▶ [Task goal] What you write must match the records exactly, except for the images, which are left out.

Top of Data in this exercise

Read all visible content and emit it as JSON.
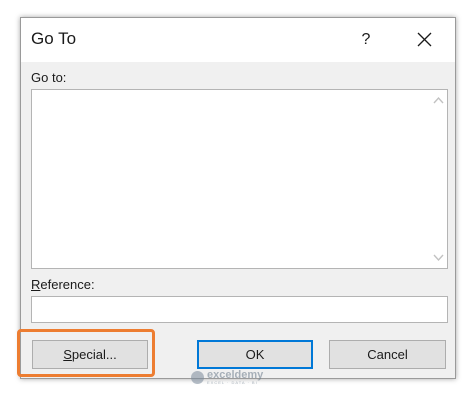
{
  "dialog": {
    "title": "Go To",
    "help_label": "?",
    "goto_label": "Go to:",
    "reference_label_hotkey": "R",
    "reference_label_rest": "eference:",
    "reference_value": ""
  },
  "buttons": {
    "special_hotkey": "S",
    "special_rest": "pecial...",
    "ok": "OK",
    "cancel": "Cancel"
  },
  "watermark": {
    "name": "exceldemy",
    "tagline": "EXCEL · DATA · BI"
  },
  "colors": {
    "highlight": "#ed7d31",
    "ok_focus_border": "#0078d7"
  }
}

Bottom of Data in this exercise

▶ [Task answer]
Read all visible content and emit it as JSON.
{
  "dialog": {
    "title": "Go To",
    "help_label": "?",
    "goto_label": "Go to:",
    "reference_label_hotkey": "R",
    "reference_label_rest": "eference:",
    "reference_value": ""
  },
  "buttons": {
    "special_hotkey": "S",
    "special_rest": "pecial...",
    "ok": "OK",
    "cancel": "Cancel"
  },
  "watermark": {
    "name": "exceldemy",
    "tagline": "EXCEL · DATA · BI"
  },
  "colors": {
    "highlight": "#ed7d31",
    "ok_focus_border": "#0078d7"
  }
}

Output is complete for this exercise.